The recent disclosure of the nearly $1 million paid to three Los Angeles attorneys for indigent legal defense is shocking and unconscionable, and extremely embarrassing as well to every attorney, including myself, who receives criminal defense appointments. The 101 hours averaged per week over nine weeks claimed by one attorney (out of a total of 168 hours available for seven 24-hour days, neglecting eating ,sleeping and other sundry activities) reminds me of the story about the attorney who died of old age when he reached 40 years because his totaled hourly billings indicated he was really 125 years old.
The gluttony of many of those who feed at the public trough is not amusing, however, and represents a breakdown in professional morality and ethics.

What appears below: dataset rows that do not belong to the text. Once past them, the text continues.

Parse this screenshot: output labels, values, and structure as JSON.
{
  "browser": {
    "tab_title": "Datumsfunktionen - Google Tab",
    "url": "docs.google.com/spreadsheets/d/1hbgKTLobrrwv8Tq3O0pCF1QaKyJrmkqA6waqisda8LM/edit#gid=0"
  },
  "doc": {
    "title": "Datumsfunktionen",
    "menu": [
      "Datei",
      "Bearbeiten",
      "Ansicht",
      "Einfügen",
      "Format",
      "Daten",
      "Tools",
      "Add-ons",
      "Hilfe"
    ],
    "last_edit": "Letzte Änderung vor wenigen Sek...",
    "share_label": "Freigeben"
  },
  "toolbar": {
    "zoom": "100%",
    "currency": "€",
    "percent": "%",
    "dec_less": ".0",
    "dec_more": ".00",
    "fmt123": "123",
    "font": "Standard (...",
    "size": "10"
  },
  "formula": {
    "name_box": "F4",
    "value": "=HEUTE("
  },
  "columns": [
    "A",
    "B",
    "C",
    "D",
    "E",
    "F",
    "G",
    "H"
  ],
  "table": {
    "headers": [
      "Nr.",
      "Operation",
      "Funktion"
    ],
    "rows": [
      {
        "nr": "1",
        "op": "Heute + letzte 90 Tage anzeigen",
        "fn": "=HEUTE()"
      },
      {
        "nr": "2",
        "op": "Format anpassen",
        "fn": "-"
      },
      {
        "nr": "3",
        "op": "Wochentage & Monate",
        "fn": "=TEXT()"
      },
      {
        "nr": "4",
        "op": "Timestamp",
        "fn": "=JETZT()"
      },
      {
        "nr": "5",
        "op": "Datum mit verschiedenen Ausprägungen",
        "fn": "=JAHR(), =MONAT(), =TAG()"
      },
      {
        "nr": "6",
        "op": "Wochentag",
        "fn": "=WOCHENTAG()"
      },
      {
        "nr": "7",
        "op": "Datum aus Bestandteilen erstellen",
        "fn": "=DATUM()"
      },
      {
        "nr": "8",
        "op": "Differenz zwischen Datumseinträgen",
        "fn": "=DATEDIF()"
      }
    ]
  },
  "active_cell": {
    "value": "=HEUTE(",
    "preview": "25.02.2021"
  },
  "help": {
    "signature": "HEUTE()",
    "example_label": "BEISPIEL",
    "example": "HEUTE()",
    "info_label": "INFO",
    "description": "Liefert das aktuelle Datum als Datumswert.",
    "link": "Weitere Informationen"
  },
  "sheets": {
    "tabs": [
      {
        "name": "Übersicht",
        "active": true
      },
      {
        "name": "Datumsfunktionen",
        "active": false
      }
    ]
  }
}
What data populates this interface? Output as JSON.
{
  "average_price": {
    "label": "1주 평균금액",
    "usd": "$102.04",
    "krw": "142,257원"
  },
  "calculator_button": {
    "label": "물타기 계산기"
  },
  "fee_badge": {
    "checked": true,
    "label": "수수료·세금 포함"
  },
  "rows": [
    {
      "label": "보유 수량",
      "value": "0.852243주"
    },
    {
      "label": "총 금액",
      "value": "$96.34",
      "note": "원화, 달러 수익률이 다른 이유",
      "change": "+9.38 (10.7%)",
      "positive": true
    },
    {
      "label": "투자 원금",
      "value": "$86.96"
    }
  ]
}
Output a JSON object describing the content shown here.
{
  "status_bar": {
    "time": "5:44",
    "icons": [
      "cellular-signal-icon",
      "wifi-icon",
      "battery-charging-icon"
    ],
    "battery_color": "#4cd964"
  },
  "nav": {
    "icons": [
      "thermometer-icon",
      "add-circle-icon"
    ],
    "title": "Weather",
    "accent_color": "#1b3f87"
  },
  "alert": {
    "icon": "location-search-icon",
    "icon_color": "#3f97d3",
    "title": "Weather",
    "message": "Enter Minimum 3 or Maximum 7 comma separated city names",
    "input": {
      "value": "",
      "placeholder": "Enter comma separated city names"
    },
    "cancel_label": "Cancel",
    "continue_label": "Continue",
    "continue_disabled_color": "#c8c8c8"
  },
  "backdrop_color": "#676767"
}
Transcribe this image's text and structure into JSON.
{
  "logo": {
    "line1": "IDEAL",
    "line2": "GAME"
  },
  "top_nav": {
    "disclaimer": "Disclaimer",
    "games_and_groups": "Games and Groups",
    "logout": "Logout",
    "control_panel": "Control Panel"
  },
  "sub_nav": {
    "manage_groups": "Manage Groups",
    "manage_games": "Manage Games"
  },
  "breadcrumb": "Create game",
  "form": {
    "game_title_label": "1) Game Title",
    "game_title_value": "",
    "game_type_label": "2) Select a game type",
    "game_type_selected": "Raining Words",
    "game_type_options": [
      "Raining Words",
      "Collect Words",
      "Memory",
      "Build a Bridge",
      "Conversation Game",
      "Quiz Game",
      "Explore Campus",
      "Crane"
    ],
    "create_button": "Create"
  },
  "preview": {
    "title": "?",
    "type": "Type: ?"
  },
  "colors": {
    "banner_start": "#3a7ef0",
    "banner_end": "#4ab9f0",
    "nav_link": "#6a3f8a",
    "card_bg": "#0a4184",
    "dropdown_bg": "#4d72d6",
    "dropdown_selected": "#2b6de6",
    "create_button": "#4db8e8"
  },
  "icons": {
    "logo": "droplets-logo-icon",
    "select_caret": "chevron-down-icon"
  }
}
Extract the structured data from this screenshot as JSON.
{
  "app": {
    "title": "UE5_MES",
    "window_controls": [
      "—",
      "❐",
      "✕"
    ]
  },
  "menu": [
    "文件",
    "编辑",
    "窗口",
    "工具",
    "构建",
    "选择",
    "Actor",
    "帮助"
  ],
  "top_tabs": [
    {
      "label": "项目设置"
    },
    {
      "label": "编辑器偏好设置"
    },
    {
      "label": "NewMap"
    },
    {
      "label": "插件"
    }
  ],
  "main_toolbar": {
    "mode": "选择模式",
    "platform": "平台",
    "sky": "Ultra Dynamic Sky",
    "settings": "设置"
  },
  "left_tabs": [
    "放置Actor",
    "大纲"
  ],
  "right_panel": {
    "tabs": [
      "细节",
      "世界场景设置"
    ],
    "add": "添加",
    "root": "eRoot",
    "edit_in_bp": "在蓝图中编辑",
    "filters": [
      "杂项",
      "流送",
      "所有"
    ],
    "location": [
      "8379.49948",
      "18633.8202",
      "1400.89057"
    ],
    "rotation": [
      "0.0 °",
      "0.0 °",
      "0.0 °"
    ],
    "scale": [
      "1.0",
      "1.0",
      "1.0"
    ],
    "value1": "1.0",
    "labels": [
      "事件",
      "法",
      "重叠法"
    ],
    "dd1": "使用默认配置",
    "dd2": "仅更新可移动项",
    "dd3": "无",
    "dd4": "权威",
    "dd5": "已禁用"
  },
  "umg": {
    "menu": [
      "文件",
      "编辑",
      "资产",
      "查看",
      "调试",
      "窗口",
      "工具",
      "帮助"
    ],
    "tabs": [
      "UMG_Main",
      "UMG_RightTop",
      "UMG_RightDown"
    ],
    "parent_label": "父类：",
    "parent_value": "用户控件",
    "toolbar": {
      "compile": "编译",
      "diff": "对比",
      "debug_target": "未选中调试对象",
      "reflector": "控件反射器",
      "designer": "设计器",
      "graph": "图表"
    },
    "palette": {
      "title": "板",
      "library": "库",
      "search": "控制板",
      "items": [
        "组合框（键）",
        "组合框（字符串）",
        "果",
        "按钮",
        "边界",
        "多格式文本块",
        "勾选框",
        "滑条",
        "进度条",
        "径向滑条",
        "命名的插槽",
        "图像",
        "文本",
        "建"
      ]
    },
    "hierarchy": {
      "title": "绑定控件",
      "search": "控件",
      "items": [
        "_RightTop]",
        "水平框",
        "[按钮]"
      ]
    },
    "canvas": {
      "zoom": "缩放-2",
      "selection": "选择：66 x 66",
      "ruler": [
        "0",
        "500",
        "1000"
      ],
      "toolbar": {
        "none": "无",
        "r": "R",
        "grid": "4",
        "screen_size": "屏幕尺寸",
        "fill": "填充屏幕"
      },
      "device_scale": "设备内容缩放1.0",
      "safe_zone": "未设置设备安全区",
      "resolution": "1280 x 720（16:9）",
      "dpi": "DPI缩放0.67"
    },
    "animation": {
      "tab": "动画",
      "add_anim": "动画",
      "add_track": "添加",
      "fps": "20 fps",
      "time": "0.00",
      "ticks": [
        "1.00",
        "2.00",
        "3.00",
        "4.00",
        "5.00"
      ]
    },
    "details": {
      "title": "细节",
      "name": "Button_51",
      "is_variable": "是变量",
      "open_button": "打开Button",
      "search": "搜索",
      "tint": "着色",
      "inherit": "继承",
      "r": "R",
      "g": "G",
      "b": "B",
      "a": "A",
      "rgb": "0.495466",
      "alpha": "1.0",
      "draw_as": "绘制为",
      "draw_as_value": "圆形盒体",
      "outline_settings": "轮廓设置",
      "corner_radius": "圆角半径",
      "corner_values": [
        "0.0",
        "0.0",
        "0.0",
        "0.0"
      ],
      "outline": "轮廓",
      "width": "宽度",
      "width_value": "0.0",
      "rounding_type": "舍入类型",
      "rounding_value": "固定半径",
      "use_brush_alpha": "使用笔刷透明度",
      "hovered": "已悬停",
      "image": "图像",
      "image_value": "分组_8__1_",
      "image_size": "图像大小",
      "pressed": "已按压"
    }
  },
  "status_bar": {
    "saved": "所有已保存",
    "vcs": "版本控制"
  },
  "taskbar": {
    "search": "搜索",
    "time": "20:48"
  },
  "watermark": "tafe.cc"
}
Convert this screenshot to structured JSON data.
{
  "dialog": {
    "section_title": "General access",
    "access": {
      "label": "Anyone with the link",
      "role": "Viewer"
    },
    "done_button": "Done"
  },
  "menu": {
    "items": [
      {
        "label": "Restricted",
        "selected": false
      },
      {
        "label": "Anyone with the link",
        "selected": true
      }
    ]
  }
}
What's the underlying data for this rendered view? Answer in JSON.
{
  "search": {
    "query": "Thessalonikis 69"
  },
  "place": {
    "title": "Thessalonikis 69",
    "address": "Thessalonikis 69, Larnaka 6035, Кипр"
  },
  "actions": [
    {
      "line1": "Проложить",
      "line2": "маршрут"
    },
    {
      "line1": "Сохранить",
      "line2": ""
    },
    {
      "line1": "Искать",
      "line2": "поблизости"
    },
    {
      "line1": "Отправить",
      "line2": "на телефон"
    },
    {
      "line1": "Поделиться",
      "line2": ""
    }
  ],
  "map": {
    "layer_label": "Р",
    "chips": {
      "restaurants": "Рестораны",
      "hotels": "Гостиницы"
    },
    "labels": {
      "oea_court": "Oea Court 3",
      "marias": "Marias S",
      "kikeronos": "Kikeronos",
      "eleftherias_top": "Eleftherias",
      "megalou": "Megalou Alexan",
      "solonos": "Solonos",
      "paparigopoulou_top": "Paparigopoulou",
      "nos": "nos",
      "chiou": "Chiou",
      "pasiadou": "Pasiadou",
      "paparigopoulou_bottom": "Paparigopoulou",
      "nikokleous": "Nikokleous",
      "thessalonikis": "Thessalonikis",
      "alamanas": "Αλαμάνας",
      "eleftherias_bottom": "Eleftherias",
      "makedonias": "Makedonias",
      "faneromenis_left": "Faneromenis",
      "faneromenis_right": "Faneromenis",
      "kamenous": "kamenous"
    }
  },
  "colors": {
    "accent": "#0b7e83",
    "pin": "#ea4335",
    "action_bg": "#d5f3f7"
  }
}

It also illustrates that the present system of attorney appointments for indigent defense is woefully deficient in controls, standardization, and fairness in distribution of appointments and payments thereon. Fees currently span a range of $40-$150 per hour, and certain attorneys receive so many appointments as to be virtually full-time county employees except for the munificent fees collected.
Such conditions are not only improper and contrary to the public interest, but they imperil the entire indigent defense system for the average criminal lawyer, for, faced with such gross improprieties, the county government will inevitably move to adopt the contract office or second public-defender office approach, in which appointments to private attorneys at-large will be severely curtailed, if not eliminated.
As so often happens, the shameful actions of the few can bring shame and harm to the many.
CARL B. PEARLSTON JR. Torrance